Fig. 1
Cervical changes with aging. ( A ) A youthful neck with sharp cervicomental angle and a strong mandibular line. ( B ) Early loss of the cervicomental angle and mandibular line. ( C ) Chin ptosis, accumulation of submental and submandibular fat, laxity of submental skin. ( D ) An accentuation of the previous changes, plus banding of the anterior platysma. ( E ) Further descent and retrusion of chin (anterior mandibular recession). ( F ) Descent of the hyoid accentuates the other changes.
( From Larrabee WF Jr, Makielski KH. Surgical anatomy of the face. New York: Raven Press; 1992. p. 18; with permission.)

Fig. 2
Hypertrophic digastric muscles ( A and B ) and a low hyoid position ( C and D ) are the 2 most difficult anatomic variants to improve during face lifting. These variants often go unnoticed until after a face lift ( E ). It is critical to inform patients of the limitations of treatment.
( From Bagheri SC, Bell RB, Khan HA. Current therapy in oral maxillofacial surgery. St Louis (MO): Elsevier Saunders; 2012. p. 952; with permission.)

Anatomy of the aging face

During the initial examination, the surgeon must determine the extent of photo aging, and determine whether the aging process is due to photo aging or a result of loss and atrophy of subcutaneous fat, redistribution of fat, or atrophy of muscle of facial expression. Each face ages in a relatively similar sequence of events; the variation exists between the start and duration of each event.
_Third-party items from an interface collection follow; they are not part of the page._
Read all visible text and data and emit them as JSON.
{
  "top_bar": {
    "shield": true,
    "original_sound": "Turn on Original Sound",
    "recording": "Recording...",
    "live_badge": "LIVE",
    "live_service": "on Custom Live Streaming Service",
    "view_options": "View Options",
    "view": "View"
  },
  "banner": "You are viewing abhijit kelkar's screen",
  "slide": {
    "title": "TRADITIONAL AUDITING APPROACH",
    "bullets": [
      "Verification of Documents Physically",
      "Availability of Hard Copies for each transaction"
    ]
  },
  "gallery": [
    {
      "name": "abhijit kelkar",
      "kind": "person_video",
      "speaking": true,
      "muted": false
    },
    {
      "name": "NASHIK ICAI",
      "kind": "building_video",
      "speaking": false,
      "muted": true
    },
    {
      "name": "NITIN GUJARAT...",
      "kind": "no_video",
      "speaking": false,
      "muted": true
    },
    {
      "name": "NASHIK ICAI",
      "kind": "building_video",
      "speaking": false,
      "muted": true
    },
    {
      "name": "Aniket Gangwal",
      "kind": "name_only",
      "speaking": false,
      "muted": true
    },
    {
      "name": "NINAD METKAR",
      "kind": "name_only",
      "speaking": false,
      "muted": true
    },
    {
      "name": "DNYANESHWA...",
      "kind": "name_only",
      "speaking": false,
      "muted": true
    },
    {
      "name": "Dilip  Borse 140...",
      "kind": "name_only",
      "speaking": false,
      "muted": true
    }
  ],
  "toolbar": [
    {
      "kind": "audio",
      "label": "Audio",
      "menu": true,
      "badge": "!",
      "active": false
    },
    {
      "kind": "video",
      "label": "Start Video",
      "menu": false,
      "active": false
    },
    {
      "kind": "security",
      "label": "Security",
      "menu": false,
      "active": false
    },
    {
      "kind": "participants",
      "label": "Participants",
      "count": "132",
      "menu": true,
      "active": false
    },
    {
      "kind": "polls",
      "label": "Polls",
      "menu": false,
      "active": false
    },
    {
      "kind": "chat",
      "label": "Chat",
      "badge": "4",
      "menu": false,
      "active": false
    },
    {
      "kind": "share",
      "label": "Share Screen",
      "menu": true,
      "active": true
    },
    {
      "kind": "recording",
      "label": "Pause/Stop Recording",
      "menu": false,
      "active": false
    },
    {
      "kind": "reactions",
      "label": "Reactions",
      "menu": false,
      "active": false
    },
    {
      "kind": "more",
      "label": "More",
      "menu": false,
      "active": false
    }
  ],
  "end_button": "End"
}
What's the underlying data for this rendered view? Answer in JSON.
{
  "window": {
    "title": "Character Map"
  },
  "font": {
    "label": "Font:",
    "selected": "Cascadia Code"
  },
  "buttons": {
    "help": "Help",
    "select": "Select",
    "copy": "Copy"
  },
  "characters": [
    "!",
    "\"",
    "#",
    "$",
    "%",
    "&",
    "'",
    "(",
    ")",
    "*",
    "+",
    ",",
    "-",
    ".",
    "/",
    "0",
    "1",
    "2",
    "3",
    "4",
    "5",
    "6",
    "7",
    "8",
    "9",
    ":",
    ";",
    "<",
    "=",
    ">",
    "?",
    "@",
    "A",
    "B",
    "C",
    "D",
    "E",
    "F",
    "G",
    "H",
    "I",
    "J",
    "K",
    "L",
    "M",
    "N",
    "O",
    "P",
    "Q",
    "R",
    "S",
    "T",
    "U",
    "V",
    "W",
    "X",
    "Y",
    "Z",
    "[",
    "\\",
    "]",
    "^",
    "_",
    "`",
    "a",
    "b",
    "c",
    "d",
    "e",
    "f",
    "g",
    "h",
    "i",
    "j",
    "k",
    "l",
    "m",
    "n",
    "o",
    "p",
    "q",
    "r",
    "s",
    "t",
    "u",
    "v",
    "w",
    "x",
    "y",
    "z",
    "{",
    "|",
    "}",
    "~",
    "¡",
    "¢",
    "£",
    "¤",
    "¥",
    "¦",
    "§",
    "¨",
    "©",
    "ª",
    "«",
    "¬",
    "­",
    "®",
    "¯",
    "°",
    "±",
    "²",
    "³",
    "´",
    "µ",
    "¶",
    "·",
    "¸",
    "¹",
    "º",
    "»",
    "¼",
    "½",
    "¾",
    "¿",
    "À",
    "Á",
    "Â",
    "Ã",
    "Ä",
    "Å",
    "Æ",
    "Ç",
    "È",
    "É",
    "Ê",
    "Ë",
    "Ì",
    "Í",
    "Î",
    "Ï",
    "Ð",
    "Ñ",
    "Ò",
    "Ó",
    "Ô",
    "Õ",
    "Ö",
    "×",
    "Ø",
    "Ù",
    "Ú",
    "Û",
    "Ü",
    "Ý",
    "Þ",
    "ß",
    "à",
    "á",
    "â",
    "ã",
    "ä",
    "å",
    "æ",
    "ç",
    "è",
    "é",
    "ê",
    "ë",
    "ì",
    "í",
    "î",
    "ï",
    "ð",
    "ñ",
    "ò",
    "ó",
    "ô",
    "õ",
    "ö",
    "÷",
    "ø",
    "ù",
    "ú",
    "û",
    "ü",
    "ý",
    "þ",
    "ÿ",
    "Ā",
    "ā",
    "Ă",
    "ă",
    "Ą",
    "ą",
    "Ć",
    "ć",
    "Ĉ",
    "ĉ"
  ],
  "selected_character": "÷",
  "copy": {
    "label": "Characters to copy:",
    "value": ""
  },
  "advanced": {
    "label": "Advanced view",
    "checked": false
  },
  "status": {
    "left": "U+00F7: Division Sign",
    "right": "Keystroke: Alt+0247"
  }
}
Some races show signs of aging in the late 20s, and other racial groups do not show clinically evident changes until the late 30s or early 40s. Overall, there is a general sagging from the forehead to the chin, clinically appearing as lines and folds. One can also see resorption and redistribution of fat; specifically this can be observed in the temporal and cheek area. The eyes can appear more withdrawn as the boney orbit looses volume from bone resorption and fat loss. The nose appears longer as the upper and lower cartilages separate. Alveolar bone loss in combination with loss of dentition can give the appearance of excessive soft tissue in the perioral region. As the chin descends downward, it further lengthens the face. The neck ages due to the laxity in the platysma muscle and descent of the hyoid bone and larynx. This can be seen as anterior banding of the platysma. Increased fat in the submental area also attributes to a sagging appearance, which is diagrammed in Figs. 1 and 2 .

Jan 23, 2017 | Posted by in Oral and Maxillofacial Surgery | Comments Off on Surgical Anatomy of the Superficial Musculo-Aponeurotic System (SMAS)
Premium Wordpress Themes by UFO Themes